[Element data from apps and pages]
##############################

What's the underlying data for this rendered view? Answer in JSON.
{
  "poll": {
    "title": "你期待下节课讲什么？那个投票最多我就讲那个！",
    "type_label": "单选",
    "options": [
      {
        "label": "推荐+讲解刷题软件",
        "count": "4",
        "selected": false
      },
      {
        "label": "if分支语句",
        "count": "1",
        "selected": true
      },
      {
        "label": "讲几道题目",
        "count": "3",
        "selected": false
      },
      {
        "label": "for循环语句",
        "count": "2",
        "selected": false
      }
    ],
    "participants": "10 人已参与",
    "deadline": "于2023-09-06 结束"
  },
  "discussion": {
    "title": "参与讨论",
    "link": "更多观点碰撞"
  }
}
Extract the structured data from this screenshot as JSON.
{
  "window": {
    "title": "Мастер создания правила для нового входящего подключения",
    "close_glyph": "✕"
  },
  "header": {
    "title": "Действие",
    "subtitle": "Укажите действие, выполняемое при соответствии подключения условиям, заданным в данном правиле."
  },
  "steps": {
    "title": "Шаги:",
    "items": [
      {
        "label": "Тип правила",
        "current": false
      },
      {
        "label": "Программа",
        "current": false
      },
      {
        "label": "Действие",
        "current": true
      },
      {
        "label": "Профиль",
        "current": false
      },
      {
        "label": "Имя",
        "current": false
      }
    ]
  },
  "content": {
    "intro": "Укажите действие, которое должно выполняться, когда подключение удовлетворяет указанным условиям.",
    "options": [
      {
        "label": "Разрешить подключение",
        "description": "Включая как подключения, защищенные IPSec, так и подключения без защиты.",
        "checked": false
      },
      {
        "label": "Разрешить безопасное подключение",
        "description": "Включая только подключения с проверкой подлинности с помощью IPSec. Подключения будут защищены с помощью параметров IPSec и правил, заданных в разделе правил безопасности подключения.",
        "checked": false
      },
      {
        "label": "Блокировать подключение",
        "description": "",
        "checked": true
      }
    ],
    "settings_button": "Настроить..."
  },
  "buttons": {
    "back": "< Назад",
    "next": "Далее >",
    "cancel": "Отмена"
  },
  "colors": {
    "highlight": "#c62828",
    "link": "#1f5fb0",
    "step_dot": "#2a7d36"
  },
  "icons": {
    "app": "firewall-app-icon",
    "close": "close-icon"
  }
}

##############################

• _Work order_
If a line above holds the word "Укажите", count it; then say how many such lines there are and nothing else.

• _Answer box_
2